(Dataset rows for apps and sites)
※
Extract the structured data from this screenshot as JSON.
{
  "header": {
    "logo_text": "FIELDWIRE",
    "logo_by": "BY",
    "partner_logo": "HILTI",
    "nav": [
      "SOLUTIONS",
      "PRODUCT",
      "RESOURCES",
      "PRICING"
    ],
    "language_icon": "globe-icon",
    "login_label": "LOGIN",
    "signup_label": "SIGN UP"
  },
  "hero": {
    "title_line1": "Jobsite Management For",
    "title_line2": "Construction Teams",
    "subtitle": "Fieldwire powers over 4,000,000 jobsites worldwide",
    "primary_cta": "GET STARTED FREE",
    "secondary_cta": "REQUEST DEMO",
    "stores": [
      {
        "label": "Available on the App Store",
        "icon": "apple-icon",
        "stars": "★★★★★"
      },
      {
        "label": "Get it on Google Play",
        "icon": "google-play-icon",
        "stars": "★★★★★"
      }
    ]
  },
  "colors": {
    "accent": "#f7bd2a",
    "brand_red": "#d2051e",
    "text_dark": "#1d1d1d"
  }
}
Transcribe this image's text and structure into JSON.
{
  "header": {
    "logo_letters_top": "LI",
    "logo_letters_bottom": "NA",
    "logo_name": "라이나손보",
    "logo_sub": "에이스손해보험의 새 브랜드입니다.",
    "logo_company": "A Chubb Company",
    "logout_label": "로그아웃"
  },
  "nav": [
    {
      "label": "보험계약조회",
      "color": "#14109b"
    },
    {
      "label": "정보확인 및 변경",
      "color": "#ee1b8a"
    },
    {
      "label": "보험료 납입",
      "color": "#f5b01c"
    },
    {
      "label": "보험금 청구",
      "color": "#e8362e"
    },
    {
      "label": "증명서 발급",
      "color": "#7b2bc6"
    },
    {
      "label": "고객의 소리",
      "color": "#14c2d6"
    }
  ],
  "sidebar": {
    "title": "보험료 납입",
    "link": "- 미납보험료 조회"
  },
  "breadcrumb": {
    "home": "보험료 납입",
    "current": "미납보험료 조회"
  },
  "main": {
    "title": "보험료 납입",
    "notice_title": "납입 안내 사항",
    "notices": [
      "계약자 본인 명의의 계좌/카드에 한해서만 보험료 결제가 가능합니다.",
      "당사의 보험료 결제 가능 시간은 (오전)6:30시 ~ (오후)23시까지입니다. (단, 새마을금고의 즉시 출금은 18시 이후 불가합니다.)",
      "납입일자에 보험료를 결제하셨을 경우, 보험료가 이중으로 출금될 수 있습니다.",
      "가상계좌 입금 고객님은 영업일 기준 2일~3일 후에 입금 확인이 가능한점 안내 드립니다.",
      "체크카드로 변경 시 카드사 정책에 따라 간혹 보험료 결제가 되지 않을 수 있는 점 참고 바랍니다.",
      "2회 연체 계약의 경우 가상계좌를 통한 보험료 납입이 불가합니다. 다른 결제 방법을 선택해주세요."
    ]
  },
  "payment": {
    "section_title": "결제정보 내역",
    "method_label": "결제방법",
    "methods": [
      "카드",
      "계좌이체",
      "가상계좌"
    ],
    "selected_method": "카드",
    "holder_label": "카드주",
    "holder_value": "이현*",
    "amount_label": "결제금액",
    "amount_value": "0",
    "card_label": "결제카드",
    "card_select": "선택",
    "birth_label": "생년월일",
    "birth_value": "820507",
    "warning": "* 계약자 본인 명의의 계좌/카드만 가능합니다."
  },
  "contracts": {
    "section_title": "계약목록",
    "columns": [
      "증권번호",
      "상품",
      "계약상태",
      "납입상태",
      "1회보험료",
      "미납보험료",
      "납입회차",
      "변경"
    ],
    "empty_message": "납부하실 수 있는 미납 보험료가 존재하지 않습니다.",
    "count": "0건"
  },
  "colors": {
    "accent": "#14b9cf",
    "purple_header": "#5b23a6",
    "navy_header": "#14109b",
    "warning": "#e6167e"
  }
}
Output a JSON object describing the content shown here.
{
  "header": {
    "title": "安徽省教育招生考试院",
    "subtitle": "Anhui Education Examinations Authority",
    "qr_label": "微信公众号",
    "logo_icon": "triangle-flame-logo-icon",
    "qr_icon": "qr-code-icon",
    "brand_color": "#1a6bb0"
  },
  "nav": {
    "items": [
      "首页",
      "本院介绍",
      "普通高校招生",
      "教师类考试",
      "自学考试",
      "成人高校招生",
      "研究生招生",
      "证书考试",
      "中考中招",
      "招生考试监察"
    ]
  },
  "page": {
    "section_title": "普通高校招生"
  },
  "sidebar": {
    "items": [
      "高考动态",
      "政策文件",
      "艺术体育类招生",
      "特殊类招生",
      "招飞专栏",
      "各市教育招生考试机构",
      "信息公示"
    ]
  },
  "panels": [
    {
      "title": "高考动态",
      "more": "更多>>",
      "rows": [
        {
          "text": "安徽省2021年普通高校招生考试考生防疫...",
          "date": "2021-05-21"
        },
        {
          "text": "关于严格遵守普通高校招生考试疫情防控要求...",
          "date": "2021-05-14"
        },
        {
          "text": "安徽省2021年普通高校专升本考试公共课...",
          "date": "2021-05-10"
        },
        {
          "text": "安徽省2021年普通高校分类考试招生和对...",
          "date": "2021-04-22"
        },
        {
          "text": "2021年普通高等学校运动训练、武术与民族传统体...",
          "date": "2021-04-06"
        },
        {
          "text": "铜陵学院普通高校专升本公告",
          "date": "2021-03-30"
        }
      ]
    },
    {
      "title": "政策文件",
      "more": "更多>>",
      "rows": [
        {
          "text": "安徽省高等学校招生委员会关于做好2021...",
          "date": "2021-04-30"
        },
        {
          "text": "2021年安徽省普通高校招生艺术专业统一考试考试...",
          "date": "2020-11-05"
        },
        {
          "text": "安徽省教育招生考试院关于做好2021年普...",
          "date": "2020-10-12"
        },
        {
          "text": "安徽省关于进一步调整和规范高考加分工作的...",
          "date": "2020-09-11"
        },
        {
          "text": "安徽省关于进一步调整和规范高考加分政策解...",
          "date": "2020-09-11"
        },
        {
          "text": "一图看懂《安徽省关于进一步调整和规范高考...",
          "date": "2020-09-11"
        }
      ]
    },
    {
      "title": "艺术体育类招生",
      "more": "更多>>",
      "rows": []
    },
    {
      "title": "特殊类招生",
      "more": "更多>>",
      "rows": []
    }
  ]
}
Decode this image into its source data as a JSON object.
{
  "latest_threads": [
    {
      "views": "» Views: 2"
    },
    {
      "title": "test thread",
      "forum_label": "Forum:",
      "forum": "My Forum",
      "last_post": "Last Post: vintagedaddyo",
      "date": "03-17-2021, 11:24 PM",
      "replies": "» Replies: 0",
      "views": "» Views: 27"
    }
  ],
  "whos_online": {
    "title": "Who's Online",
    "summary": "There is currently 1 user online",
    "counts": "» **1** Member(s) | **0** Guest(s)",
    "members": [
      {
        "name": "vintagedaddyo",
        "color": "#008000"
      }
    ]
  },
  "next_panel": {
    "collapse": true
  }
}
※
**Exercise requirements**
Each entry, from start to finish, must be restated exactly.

**Task solution**
Extract the structured data from this screenshot as JSON.
{
  "header": {
    "logo_text": "FIELDWIRE",
    "logo_by": "BY",
    "partner_logo": "HILTI",
    "nav": [
      "SOLUTIONS",
      "PRODUCT",
      "RESOURCES",
      "PRICING"
    ],
    "language_icon": "globe-icon",
    "login_label": "LOGIN",
    "signup_label": "SIGN UP"
  },
  "hero": {
    "title_line1": "Jobsite Management For",
    "title_line2": "Construction Teams",
    "subtitle": "Fieldwire powers over 4,000,000 jobsites worldwide",
    "primary_cta": "GET STARTED FREE",
    "secondary_cta": "REQUEST DEMO",
    "stores": [
      {
        "label": "Available on the App Store",
        "icon": "apple-icon",
        "stars": "★★★★★"
      },
      {
        "label": "Get it on Google Play",
        "icon": "google-play-icon",
        "stars": "★★★★★"
      }
    ]
  },
  "colors": {
    "accent": "#f7bd2a",
    "brand_red": "#d2051e",
    "text_dark": "#1d1d1d"
  }
}
Transcribe this image's text and structure into JSON.
{
  "header": {
    "logo_letters_top": "LI",
    "logo_letters_bottom": "NA",
    "logo_name": "라이나손보",
    "logo_sub": "에이스손해보험의 새 브랜드입니다.",
    "logo_company": "A Chubb Company",
    "logout_label": "로그아웃"
  },
  "nav": [
    {
      "label": "보험계약조회",
      "color": "#14109b"
    },
    {
      "label": "정보확인 및 변경",
      "color": "#ee1b8a"
    },
    {
      "label": "보험료 납입",
      "color": "#f5b01c"
    },
    {
      "label": "보험금 청구",
      "color": "#e8362e"
    },
    {
      "label": "증명서 발급",
      "color": "#7b2bc6"
    },
    {
      "label": "고객의 소리",
      "color": "#14c2d6"
    }
  ],
  "sidebar": {
    "title": "보험료 납입",
    "link": "- 미납보험료 조회"
  },
  "breadcrumb": {
    "home": "보험료 납입",
    "current": "미납보험료 조회"
  },
  "main": {
    "title": "보험료 납입",
    "notice_title": "납입 안내 사항",
    "notices": [
      "계약자 본인 명의의 계좌/카드에 한해서만 보험료 결제가 가능합니다.",
      "당사의 보험료 결제 가능 시간은 (오전)6:30시 ~ (오후)23시까지입니다. (단, 새마을금고의 즉시 출금은 18시 이후 불가합니다.)",
      "납입일자에 보험료를 결제하셨을 경우, 보험료가 이중으로 출금될 수 있습니다.",
      "가상계좌 입금 고객님은 영업일 기준 2일~3일 후에 입금 확인이 가능한점 안내 드립니다.",
      "체크카드로 변경 시 카드사 정책에 따라 간혹 보험료 결제가 되지 않을 수 있는 점 참고 바랍니다.",
      "2회 연체 계약의 경우 가상계좌를 통한 보험료 납입이 불가합니다. 다른 결제 방법을 선택해주세요."
    ]
  },
  "payment": {
    "section_title": "결제정보 내역",
    "method_label": "결제방법",
    "methods": [
      "카드",
      "계좌이체",
      "가상계좌"
    ],
    "selected_method": "카드",
    "holder_label": "카드주",
    "holder_value": "이현*",
    "amount_label": "결제금액",
    "amount_value": "0",
    "card_label": "결제카드",
    "card_select": "선택",
    "birth_label": "생년월일",
    "birth_value": "820507",
    "warning": "* 계약자 본인 명의의 계좌/카드만 가능합니다."
  },
  "contracts": {
    "section_title": "계약목록",
    "columns": [
      "증권번호",
      "상품",
      "계약상태",
      "납입상태",
      "1회보험료",
      "미납보험료",
      "납입회차",
      "변경"
    ],
    "empty_message": "납부하실 수 있는 미납 보험료가 존재하지 않습니다.",
    "count": "0건"
  },
  "colors": {
    "accent": "#14b9cf",
    "purple_header": "#5b23a6",
    "navy_header": "#14109b",
    "warning": "#e6167e"
  }
}
Output a JSON object describing the content shown here.
{
  "header": {
    "title": "安徽省教育招生考试院",
    "subtitle": "Anhui Education Examinations Authority",
    "qr_label": "微信公众号",
    "logo_icon": "triangle-flame-logo-icon",
    "qr_icon": "qr-code-icon",
    "brand_color": "#1a6bb0"
  },
  "nav": {
    "items": [
      "首页",
      "本院介绍",
      "普通高校招生",
      "教师类考试",
      "自学考试",
      "成人高校招生",
      "研究生招生",
      "证书考试",
      "中考中招",
      "招生考试监察"
    ]
  },
  "page": {
    "section_title": "普通高校招生"
  },
  "sidebar": {
    "items": [
      "高考动态",
      "政策文件",
      "艺术体育类招生",
      "特殊类招生",
      "招飞专栏",
      "各市教育招生考试机构",
      "信息公示"
    ]
  },
  "panels": [
    {
      "title": "高考动态",
      "more": "更多>>",
      "rows": [
        {
          "text": "安徽省2021年普通高校招生考试考生防疫...",
          "date": "2021-05-21"
        },
        {
          "text": "关于严格遵守普通高校招生考试疫情防控要求...",
          "date": "2021-05-14"
        },
        {
          "text": "安徽省2021年普通高校专升本考试公共课...",
          "date": "2021-05-10"
        },
        {
          "text": "安徽省2021年普通高校分类考试招生和对...",
          "date": "2021-04-22"
        },
        {
          "text": "2021年普通高等学校运动训练、武术与民族传统体...",
          "date": "2021-04-06"
        },
        {
          "text": "铜陵学院普通高校专升本公告",
          "date": "2021-03-30"
        }
      ]
    },
    {
      "title": "政策文件",
      "more": "更多>>",
      "rows": [
        {
          "text": "安徽省高等学校招生委员会关于做好2021...",
          "date": "2021-04-30"
        },
        {
          "text": "2021年安徽省普通高校招生艺术专业统一考试考试...",
          "date": "2020-11-05"
        },
        {
          "text": "安徽省教育招生考试院关于做好2021年普...",
          "date": "2020-10-12"
        },
        {
          "text": "安徽省关于进一步调整和规范高考加分工作的...",
          "date": "2020-09-11"
        },
        {
          "text": "安徽省关于进一步调整和规范高考加分政策解...",
          "date": "2020-09-11"
        },
        {
          "text": "一图看懂《安徽省关于进一步调整和规范高考...",
          "date": "2020-09-11"
        }
      ]
    },
    {
      "title": "艺术体育类招生",
      "more": "更多>>",
      "rows": []
    },
    {
      "title": "特殊类招生",
      "more": "更多>>",
      "rows": []
    }
  ]
}
Decode this image into its source data as a JSON object.
{
  "latest_threads": [
    {
      "views": "» Views: 2"
    },
    {
      "title": "test thread",
      "forum_label": "Forum:",
      "forum": "My Forum",
      "last_post": "Last Post: vintagedaddyo",
      "date": "03-17-2021, 11:24 PM",
      "replies": "» Replies: 0",
      "views": "» Views: 27"
    }
  ],
  "whos_online": {
    "title": "Who's Online",
    "summary": "There is currently 1 user online",
    "counts": "» **1** Member(s) | **0** Guest(s)",
    "members": [
      {
        "name": "vintagedaddyo",
        "color": "#008000"
      }
    ]
  },
  "next_panel": {
    "collapse": true
  }
}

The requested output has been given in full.